▶ Task item
Establish how many lines in the material include the string "descripcion" and report it as a lone number.

▶ Supplied data
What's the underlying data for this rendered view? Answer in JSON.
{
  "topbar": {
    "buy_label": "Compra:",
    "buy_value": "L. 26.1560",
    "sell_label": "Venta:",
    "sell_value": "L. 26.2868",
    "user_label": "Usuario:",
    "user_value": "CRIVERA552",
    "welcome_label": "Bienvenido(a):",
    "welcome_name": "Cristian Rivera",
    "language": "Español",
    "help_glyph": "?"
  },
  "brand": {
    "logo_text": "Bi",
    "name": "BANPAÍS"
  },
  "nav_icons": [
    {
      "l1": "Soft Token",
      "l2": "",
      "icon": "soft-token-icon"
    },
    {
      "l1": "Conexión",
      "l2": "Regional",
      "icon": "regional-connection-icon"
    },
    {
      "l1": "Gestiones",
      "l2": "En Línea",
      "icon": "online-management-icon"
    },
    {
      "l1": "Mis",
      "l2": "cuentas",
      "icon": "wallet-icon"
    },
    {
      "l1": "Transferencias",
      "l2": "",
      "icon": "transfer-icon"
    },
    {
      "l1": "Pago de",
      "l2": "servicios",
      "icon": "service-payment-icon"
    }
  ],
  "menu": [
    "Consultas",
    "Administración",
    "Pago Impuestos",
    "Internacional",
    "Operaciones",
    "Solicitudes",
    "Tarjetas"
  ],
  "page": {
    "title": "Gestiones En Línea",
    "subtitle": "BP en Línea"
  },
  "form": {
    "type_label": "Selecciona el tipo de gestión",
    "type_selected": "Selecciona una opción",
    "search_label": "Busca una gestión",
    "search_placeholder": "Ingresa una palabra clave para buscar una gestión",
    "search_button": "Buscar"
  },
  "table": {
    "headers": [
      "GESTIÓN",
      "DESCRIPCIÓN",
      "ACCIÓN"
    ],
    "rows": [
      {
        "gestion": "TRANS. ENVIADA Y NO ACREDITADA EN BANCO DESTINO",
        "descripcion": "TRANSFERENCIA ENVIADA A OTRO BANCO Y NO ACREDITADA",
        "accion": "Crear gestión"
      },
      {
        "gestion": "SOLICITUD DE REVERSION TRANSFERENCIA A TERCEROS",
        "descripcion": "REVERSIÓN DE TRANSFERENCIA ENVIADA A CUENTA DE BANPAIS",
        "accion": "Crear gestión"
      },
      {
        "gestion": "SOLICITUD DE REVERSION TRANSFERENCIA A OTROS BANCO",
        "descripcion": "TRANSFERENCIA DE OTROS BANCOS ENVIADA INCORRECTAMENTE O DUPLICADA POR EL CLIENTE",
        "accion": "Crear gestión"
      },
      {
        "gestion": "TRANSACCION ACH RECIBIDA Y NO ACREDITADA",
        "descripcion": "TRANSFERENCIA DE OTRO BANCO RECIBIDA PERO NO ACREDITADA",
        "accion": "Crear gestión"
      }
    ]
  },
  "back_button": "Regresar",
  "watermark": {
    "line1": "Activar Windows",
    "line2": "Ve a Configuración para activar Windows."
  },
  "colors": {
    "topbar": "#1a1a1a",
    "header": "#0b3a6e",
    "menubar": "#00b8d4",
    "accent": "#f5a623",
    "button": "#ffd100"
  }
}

▶ Problem solution
4